Is the primary goal to facilitate the transfer of money into company coffers? To generate a lead? To book an appointment?

Write it down. It may seem so obvious that you feel dumb writing it down, but write it down and share it with the employees you captured in your people-inventory all the same.

And then proceed to document everything else for the protocol. The result could be a straightforward document, or it could be something that more resembles a service blueprint. A service blueprint is in some ways the counterpart to a customer journey — it puts the form in the broader context of what the organization needs to support the objective that your form supports.

You’ll use the document or blueprint to try to keep everyone aligned with the original purpose of the form.

See, once you start poking around, you’ll find everyone has different priorities. People in one department will want to gather contact information to meet their objectives, while others may be happy to forego some data collection in the interest of immediate economic benefits. It’s good to identify secondary goals as just that — secondary — early in the process.

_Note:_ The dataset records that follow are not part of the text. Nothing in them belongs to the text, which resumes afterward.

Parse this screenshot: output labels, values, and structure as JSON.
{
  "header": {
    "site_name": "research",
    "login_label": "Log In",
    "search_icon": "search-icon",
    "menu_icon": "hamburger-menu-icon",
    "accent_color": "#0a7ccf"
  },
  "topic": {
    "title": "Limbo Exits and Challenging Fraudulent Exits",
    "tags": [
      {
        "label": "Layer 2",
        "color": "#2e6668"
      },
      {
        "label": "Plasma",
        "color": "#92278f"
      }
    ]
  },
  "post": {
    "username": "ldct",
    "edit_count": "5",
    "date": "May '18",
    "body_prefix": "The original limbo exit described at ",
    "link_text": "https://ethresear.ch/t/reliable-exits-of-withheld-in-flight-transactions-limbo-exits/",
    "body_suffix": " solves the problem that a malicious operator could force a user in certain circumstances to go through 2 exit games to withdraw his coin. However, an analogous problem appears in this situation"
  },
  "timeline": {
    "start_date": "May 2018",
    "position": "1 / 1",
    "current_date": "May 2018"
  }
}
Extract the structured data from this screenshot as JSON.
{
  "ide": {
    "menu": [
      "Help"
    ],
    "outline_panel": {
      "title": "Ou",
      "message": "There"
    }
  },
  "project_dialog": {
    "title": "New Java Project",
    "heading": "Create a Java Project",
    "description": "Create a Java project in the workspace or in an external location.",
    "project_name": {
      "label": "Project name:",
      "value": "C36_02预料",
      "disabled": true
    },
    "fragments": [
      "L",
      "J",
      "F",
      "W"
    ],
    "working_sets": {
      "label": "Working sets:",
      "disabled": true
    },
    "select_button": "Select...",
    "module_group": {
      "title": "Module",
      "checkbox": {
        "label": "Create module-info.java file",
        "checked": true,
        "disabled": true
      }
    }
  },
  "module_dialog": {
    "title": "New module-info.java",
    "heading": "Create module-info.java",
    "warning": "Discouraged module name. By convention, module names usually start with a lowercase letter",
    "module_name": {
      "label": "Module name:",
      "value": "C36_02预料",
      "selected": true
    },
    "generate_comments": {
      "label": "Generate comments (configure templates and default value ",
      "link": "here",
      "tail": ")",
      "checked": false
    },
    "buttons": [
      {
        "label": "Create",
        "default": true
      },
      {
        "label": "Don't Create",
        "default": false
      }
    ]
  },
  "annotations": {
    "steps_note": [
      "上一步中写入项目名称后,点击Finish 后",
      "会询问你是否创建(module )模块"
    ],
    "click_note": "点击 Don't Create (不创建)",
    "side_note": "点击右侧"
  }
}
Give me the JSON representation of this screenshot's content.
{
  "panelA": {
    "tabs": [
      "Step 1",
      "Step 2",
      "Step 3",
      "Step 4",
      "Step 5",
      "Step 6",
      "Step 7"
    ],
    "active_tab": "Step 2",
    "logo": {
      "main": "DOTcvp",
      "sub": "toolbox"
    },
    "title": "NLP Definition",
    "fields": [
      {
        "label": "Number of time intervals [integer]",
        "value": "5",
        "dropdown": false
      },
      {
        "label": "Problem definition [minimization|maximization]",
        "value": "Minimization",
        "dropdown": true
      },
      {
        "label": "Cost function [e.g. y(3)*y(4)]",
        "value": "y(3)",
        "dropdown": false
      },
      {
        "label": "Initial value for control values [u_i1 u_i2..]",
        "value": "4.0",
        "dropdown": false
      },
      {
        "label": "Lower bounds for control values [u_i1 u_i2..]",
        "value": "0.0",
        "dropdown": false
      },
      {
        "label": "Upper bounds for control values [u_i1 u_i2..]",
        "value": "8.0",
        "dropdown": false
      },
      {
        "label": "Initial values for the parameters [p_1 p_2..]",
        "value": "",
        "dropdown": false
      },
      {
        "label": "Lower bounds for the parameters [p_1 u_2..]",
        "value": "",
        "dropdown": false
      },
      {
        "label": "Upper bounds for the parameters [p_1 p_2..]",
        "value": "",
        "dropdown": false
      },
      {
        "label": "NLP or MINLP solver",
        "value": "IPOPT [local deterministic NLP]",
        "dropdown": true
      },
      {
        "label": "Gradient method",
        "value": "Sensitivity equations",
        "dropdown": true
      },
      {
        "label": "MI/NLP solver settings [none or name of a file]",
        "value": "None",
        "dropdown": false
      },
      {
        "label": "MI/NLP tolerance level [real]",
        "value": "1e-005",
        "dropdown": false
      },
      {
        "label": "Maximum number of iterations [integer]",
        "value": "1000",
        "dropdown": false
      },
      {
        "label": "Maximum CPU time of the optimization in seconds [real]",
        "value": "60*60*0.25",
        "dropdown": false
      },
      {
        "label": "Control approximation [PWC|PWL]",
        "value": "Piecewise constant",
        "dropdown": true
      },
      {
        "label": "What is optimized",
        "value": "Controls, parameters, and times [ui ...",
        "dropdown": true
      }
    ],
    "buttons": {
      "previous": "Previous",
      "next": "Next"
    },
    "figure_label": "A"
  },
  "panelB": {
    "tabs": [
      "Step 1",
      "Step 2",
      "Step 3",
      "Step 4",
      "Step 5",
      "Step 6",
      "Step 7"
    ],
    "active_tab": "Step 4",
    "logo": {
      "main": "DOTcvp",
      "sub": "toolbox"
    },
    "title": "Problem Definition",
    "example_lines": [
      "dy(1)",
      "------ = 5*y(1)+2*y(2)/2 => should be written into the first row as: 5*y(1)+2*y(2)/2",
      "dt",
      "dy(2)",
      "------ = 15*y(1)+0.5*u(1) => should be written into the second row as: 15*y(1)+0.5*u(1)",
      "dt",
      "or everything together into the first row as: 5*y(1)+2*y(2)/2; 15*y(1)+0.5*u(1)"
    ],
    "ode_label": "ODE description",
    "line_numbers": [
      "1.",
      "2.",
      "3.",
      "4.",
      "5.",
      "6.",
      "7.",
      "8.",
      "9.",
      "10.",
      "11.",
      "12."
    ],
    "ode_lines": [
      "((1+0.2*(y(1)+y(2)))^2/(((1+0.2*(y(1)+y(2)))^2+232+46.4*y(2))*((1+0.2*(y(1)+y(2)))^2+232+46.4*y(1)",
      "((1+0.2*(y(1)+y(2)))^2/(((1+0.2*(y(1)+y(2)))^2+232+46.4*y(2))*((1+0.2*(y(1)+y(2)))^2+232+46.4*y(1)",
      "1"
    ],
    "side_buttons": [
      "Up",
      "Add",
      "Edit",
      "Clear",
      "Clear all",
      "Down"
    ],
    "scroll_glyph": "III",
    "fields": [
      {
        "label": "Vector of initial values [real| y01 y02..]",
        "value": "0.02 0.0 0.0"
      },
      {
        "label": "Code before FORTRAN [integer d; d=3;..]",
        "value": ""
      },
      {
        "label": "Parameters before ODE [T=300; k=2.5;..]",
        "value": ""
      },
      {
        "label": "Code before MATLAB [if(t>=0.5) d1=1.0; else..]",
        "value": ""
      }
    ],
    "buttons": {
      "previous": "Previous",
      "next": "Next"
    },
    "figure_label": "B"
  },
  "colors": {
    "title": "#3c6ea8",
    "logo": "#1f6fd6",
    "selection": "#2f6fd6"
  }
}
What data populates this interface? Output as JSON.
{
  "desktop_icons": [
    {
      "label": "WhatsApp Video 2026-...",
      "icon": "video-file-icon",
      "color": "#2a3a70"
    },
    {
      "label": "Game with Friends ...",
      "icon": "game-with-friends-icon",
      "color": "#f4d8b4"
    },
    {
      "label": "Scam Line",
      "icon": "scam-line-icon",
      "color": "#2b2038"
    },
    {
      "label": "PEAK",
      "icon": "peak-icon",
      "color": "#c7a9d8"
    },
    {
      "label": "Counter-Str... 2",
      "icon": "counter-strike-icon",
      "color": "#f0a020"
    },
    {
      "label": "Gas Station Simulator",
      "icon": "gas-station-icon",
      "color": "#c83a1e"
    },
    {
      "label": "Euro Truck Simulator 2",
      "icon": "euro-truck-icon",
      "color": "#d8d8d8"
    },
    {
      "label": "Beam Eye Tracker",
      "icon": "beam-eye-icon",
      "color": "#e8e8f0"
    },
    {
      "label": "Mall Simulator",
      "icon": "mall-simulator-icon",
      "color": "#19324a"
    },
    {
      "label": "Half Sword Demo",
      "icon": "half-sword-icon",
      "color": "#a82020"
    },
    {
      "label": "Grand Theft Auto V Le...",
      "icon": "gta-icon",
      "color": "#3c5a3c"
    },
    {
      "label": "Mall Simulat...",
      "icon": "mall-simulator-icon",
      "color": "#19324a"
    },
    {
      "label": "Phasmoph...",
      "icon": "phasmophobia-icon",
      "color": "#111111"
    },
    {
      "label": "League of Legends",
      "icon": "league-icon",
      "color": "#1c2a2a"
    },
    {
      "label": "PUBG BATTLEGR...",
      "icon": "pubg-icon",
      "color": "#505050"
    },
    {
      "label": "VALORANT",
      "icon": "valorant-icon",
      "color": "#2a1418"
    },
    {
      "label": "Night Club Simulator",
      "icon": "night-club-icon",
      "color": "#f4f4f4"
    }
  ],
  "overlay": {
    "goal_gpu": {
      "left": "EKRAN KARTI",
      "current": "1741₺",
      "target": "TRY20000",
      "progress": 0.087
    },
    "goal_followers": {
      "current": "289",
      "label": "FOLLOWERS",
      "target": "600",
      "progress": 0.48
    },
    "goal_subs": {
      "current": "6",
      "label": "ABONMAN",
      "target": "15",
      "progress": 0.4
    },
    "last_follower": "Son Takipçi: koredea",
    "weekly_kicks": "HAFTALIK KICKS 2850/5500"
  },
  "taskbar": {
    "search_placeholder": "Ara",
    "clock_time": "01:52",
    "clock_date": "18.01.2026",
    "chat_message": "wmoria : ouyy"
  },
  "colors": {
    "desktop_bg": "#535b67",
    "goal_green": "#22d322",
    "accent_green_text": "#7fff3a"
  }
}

Over time, people may try to advance questions relating to secondary goals as being just as valuable as the main objective. They may insist that phone numbers, addresses, and other fields be required to complete the form.

That’s when your blueprints and maps come in handy. You want to try to prevent the form from growing into a Frankenform that requires people to share everything, including a DNA sample, with the organization.

Land a compromise

Here's a trick I’ve found when it comes to gleaning more information from users without burdening the main form with a million questions.

Upon submission, have the form automatically redirect people to a hidden landing page on the website. This thank-you page can include a second form that asks just a couple of questions that are of particular value to the organization — things like:

  • How did you hear about us?

  • What made you decide to (donate/schedule/contact us) today?

  • Can we send you our brochure? (If so, then ask for their address.)

You’d be surprised how many people will “take one minute to answer two questions.” This lets you gather more information related to secondary goals without putting your primary form at risk.

Be stupid obvious

Question protocols and blueprints support an underlying pattern when it comes to creating forms: The things you assume to be dead simple, obvious, and immutable are rarely what they seem.

Time will work against you. Over time, understanding unravels. Teams fall out of alignment as new people come along with different values, technology changes, and people simply forget why they chose one path over another.

Question protocols, journey maps, service blueprints … They’re all just a means to maintain alignment within the organization. Successful design is documented design. 

Thanks for reading,

Kyle

Kyle Bowen